[Records for the exercise — start]

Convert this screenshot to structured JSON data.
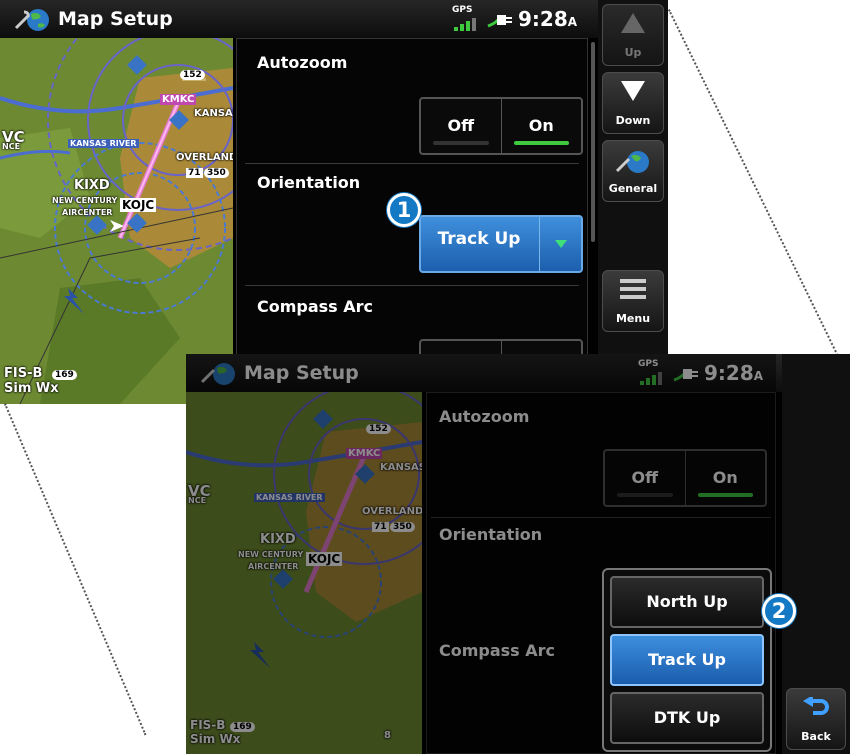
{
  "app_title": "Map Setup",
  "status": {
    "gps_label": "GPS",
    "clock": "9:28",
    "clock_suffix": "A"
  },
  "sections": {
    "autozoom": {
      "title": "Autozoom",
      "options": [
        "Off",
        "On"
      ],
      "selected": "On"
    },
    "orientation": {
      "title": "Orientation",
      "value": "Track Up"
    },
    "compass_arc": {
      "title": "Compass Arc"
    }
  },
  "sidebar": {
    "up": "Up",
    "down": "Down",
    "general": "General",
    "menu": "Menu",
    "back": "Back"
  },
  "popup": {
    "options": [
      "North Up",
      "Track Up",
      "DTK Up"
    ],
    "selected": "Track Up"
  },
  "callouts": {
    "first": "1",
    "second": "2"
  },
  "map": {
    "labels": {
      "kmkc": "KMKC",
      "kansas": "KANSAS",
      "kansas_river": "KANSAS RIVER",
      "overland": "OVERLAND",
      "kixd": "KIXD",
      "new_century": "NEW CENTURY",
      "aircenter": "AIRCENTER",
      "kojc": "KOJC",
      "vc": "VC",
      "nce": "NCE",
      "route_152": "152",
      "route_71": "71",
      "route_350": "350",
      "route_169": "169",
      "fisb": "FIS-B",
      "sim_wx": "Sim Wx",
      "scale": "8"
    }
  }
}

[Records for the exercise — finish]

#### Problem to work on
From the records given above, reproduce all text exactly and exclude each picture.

#### Worked solution
Convert this screenshot to structured JSON data.
{
  "app_title": "Map Setup",
  "status": {
    "gps_label": "GPS",
    "clock": "9:28",
    "clock_suffix": "A"
  },
  "sections": {
    "autozoom": {
      "title": "Autozoom",
      "options": [
        "Off",
        "On"
      ],
      "selected": "On"
    },
    "orientation": {
      "title": "Orientation",
      "value": "Track Up"
    },
    "compass_arc": {
      "title": "Compass Arc"
    }
  },
  "sidebar": {
    "up": "Up",
    "down": "Down",
    "general": "General",
    "menu": "Menu",
    "back": "Back"
  },
  "popup": {
    "options": [
      "North Up",
      "Track Up",
      "DTK Up"
    ],
    "selected": "Track Up"
  },
  "callouts": {
    "first": "1",
    "second": "2"
  },
  "map": {
    "labels": {
      "kmkc": "KMKC",
      "kansas": "KANSAS",
      "kansas_river": "KANSAS RIVER",
      "overland": "OVERLAND",
      "kixd": "KIXD",
      "new_century": "NEW CENTURY",
      "aircenter": "AIRCENTER",
      "kojc": "KOJC",
      "vc": "VC",
      "nce": "NCE",
      "route_152": "152",
      "route_71": "71",
      "route_350": "350",
      "route_169": "169",
      "fisb": "FIS-B",
      "sim_wx": "Sim Wx",
      "scale": "8"
    }
  }
}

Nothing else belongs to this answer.